While we waited for this prescription to be filled, I noticed another tech on duty talking in the back of the office in a low, surreptitious and clearly angry manner to the girl who had just helped me. After 20 minutes of arguing, the secretary brought out a bag filled with sterile needles, syringes, and vials with treat samples and such. The Buprenorphine cost us $131.
Imagine my surprise when I opened the bag and found they had sold us not two, but ONE 2/3 empty, used vial of this stuff. I had told them money was no object, but this was ridiculous. The bottle was unmarked and had fingerprints on it. It had no effect on my cat. The tech who showed me how to inject told me specifically that this medicie has a very bitter taste. When I saw that it wasn't helping my cat's pain, I put a drop in his mouth. He clearly didn't mind the taste, so I tasted a drop. It was WATER!!!
I immediately informed the clinic about this, but the vet never called me back. The person who answered the phone admitted that it was a used vial, but that was all she would say. By that point both my husband and I were suspicious that the pain meds at that clinic were being absorbed by humans, not cats.
So, our beloved, poor little guy who had been the light of our lives died. My husband called to let them know. A secretary sent us a form e-mail letter expressing sympathy. Obviously the vet was too busy (or worried about malpractice) to do so. Her name wasn't even on the letterhead.

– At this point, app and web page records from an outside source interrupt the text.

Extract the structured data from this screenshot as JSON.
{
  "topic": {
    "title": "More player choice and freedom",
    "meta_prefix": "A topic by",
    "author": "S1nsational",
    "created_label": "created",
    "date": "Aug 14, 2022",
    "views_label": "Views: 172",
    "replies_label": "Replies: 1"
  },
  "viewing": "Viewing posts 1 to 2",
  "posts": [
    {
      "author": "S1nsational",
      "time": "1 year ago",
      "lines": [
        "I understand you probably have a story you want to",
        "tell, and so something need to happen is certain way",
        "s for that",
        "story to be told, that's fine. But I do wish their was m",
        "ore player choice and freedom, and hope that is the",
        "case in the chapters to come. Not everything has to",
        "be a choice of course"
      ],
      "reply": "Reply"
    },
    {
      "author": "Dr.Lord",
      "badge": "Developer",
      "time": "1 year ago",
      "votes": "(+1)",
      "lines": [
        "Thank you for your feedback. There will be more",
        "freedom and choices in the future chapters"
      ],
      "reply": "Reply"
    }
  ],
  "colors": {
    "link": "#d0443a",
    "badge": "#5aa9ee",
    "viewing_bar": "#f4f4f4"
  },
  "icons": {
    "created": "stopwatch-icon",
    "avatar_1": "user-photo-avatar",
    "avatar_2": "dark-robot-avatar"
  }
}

Lesson: If your cat starts trying to get your attention in ways that he never has before, take him to the best vet available. Be aggressive about pain management. Our kitty tried so hard to tell us he was hurting long before we took him to be examined. I will never forget the look in his eyes when he was dying. This experience will haunt me for the rest of my life.